* Mercantilism was an economic theory that argued that nations acquire wealth by exporting more than they import. The value of imports and exports, called the balance of trade, was measured in gold and silver bullion (bars). [omit (silver or gold).] Governments passed trade laws encouraging companies to export while limiting imports through tariffs (import taxes). The English Navigation Acts were a result of mercantile policies. The acts allowed only ships of the United Kingdom to trade directly with England. Warring British and Dutch Fleets Gold Bullion Mercantilism and the Navigation Acts
* Anglo-Dutch Wars The Navigation Acts caused tension between the Netherlands and England. The British and Dutch competed to control ocean trade. There were four Anglo-Dutch Wars from 1652 to 1784. The wars were fought entirely at sea. In the end the English gained control of Dutch trade routes, and thus global trade. Dutch Victory, 1667 Fourth Anglo-Dutch War
* The Seven Years’ War involved all of the major European powers. Britain and France were enemies during the war. Battles were fought in India, North America, Europe, the Caribbean islands, the Philippines and coastal Africa. Great Britain, victorious in the war, gained a large number of French colonies, including India, Canada, and Senegal. The result, again, was that the British gained even great control over global trade. Seven Years’ War 1756–1763 French Colonies in America, India, and Senegal Canada India Senegal French Colonial Flag
* Mercantilism was successful for England. England could trade with all of her colonies without restrictions or tariffs. England held a monopoly on commerce in her colonies. Nearly half of England's exports went to the American colonies. England’s merchant fleet and navy grew to be the largest in the world. England saw itself as the center of the world! Trading with the Colonies

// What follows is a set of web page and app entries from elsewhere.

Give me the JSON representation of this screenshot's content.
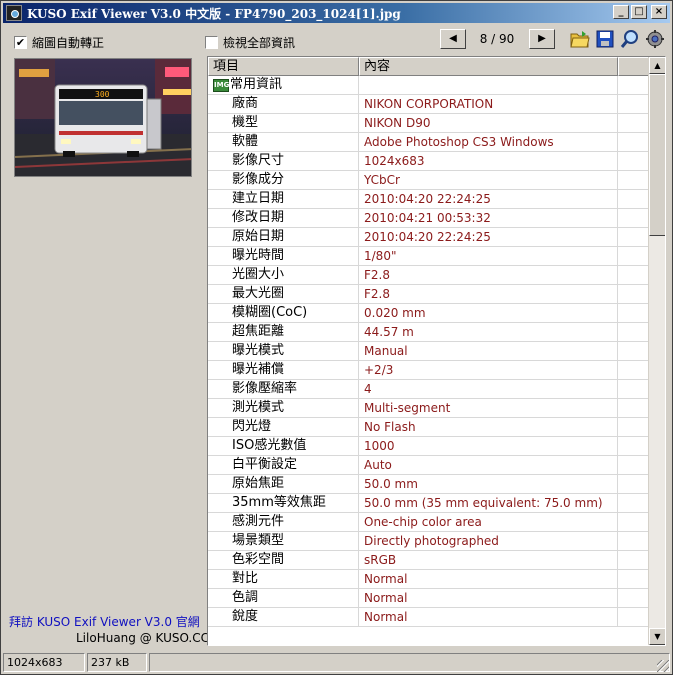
{
  "window": {
    "title": "KUSO Exif Viewer V3.0 中文版 - FP4790_203_1024[1].jpg",
    "min_glyph": "_",
    "max_glyph": "□",
    "close_glyph": "×"
  },
  "toolbar": {
    "shrink_checkbox_label": "縮圖自動轉正",
    "shrink_checked": "✔",
    "show_all_checkbox_label": "檢視全部資訊",
    "show_all_checked": "",
    "prev_glyph": "◀",
    "next_glyph": "▶",
    "page_counter": "8 / 90",
    "icons": [
      "open-folder-icon",
      "save-icon",
      "zoom-icon",
      "settings-icon"
    ]
  },
  "thumbnail": {
    "alt": "bus photo thumbnail",
    "bus_route": "300"
  },
  "footer": {
    "visit_link": "拜訪 KUSO Exif Viewer V3.0 官網",
    "credit": "LiloHuang @ KUSO.CC"
  },
  "grid": {
    "col_item": "項目",
    "col_content": "內容",
    "section_label": "常用資訊",
    "section_icon_text": "IMG",
    "rows": [
      {
        "label": "廠商",
        "value": "NIKON CORPORATION"
      },
      {
        "label": "機型",
        "value": "NIKON D90"
      },
      {
        "label": "軟體",
        "value": "Adobe Photoshop CS3 Windows"
      },
      {
        "label": "影像尺寸",
        "value": "1024x683"
      },
      {
        "label": "影像成分",
        "value": "YCbCr"
      },
      {
        "label": "建立日期",
        "value": "2010:04:20 22:24:25"
      },
      {
        "label": "修改日期",
        "value": "2010:04:21 00:53:32"
      },
      {
        "label": "原始日期",
        "value": "2010:04:20 22:24:25"
      },
      {
        "label": "曝光時間",
        "value": "1/80\""
      },
      {
        "label": "光圈大小",
        "value": "F2.8"
      },
      {
        "label": "最大光圈",
        "value": "F2.8"
      },
      {
        "label": "模糊圈(CoC)",
        "value": "0.020 mm"
      },
      {
        "label": "超焦距離",
        "value": "44.57 m"
      },
      {
        "label": "曝光模式",
        "value": "Manual"
      },
      {
        "label": "曝光補償",
        "value": "+2/3"
      },
      {
        "label": "影像壓縮率",
        "value": "4"
      },
      {
        "label": "測光模式",
        "value": "Multi-segment"
      },
      {
        "label": "閃光燈",
        "value": "No Flash"
      },
      {
        "label": "ISO感光數值",
        "value": "1000"
      },
      {
        "label": "白平衡設定",
        "value": "Auto"
      },
      {
        "label": "原始焦距",
        "value": "50.0 mm"
      },
      {
        "label": "35mm等效焦距",
        "value": "50.0 mm (35 mm equivalent: 75.0 mm)"
      },
      {
        "label": "感測元件",
        "value": "One-chip color area"
      },
      {
        "label": "場景類型",
        "value": "Directly photographed"
      },
      {
        "label": "色彩空間",
        "value": "sRGB"
      },
      {
        "label": "對比",
        "value": "Normal"
      },
      {
        "label": "色調",
        "value": "Normal"
      },
      {
        "label": "銳度",
        "value": "Normal"
      }
    ]
  },
  "status": {
    "dimensions": "1024x683",
    "filesize": "237 kB"
  }
}
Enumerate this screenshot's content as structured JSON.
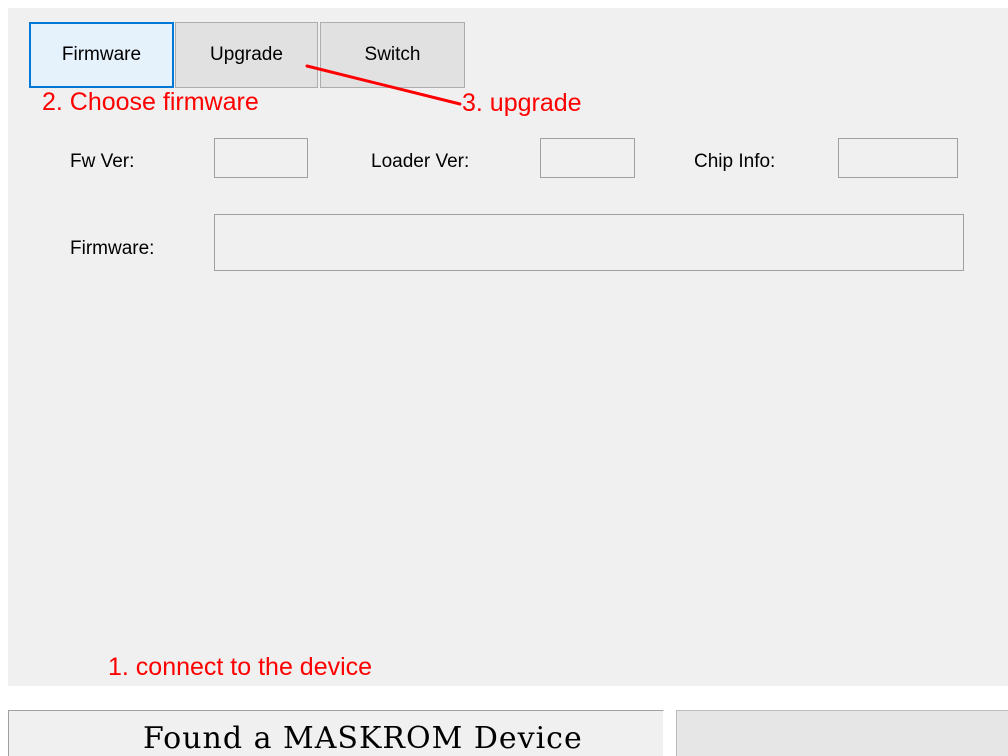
{
  "toolbar": {
    "firmware_label": "Firmware",
    "upgrade_label": "Upgrade",
    "switch_label": "Switch"
  },
  "info": {
    "fw_ver_label": "Fw Ver:",
    "fw_ver_value": "",
    "loader_ver_label": "Loader Ver:",
    "loader_ver_value": "",
    "chip_info_label": "Chip Info:",
    "chip_info_value": ""
  },
  "firmware_path": {
    "label": "Firmware:",
    "value": ""
  },
  "annotations": {
    "step1": "1. connect to the device",
    "step2": "2. Choose firmware",
    "step3": "3. upgrade",
    "color": "#ff0000"
  },
  "status": {
    "message": "Found a MASKROM Device",
    "progress": 0
  },
  "colors": {
    "panel_bg": "#f0f0f0",
    "focus_border": "#0078d7",
    "annotation": "#ff0000"
  }
}
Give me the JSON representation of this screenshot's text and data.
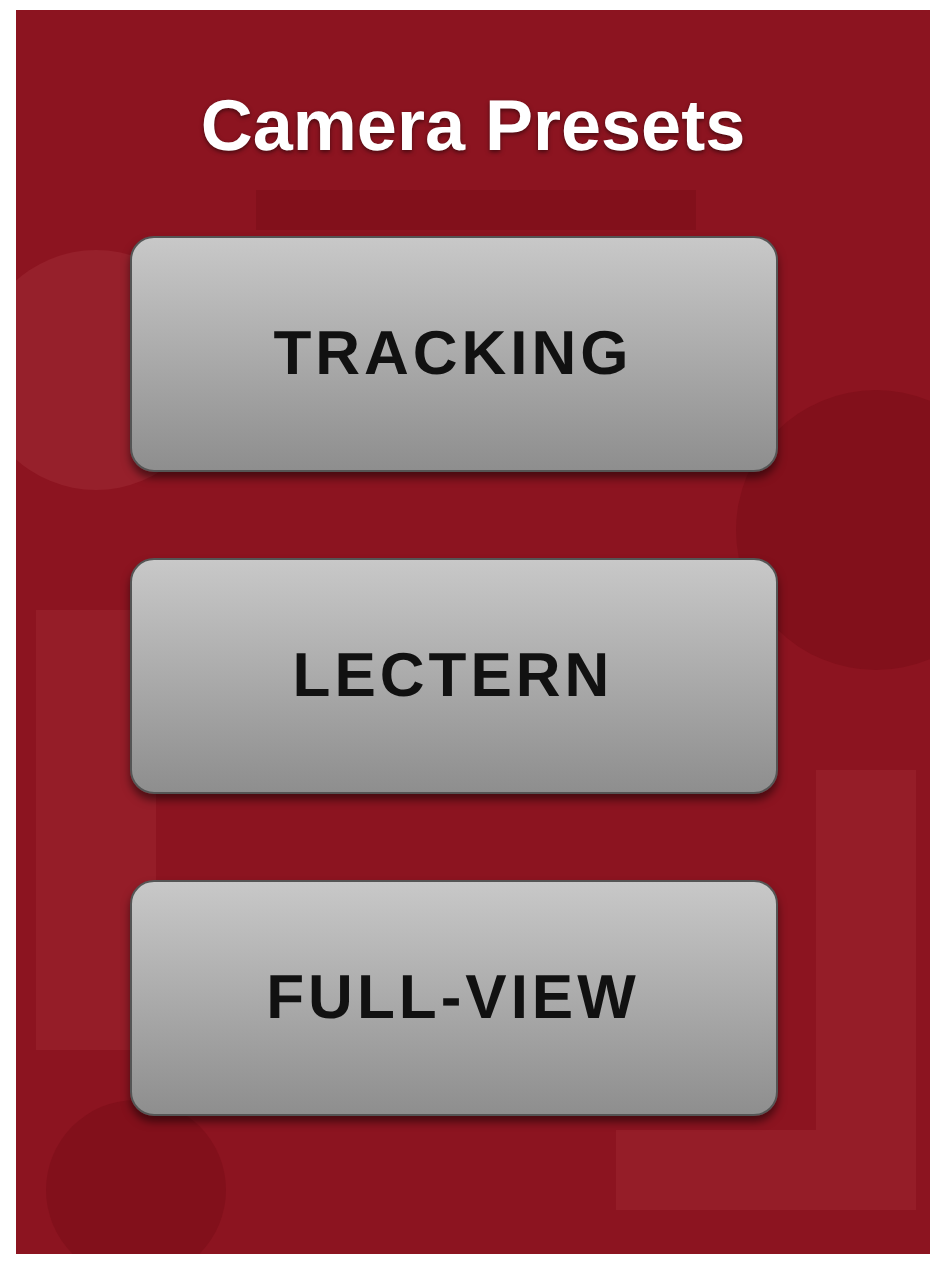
{
  "title": "Camera Presets",
  "buttons": [
    {
      "label": "TRACKING"
    },
    {
      "label": "LECTERN"
    },
    {
      "label": "FULL-VIEW"
    }
  ]
}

* England saw itself as the center of the world!
* English Trade Routes of 1700 England had the widest global trade network of colonies.
* During the Industrial Revolution, European manufacturing dominated world markets, and England dominated them all. Relative Share of World Manufacturing Output: 1750 to 1900
* Cotton and India In the 1600s, imported cotton from India became popular in Europe. Prior to 1600, wool was the most common textile in Europe. English wool manufacturers convinced Parliament to pass a law banning cotton cloth imported from India. Cotton India West Indies Brazil Cotton
* The Water Wheel A water wheel is a means of converting the kinetic energy of flowing water into mechanical energy to operate machines. Water wheels were primarily used to power grist mills for making flour. During the Industrial Revolution, Richard Arkwright used the water wheel to spin cotton thread. Later, water wheels were adapted to run many spinning machines and looms. The most powerful water wheel built in the United Kingdom was the 100 hp water wheel at Quarry Bank Mill.
* Water Wheel on the Orontes River in Syria Water Wheels Factory Falls in Lowell Water Wheel in New Lanark, Scotland
* Many new textile mills were started using the water wheel. New towns grew up around the mills. Established in 1786 by David Dale, a Scottish merchant and businessman. Dale offered employment to poor Scottish Highlanders who had had their land taken from them by the "Highland Clearances." David Dale, New Lanark, and Highland Clearances David Dale Scotland New Lanark
* ❖ Much of the innovation for the United Kingdom’s Industrial Revolution came out of Lancashire County, which included the cities of Manchester and Liverpool. ❖ Lancashire is located in northern England. ❖ The county has a cool, moist climate that was ideal for cotton spinning. ❖ It also has many natural streams to provide water power. http://rmhh.co.uk/gifs/blackpool/bowenmap.jpg Lancashire County
* Industrial Revolution Partner Book Review: Skim pages 258-262. Answer questions 1-4 on page 262. Turn in your answers directly to me On a separate piece of paper please!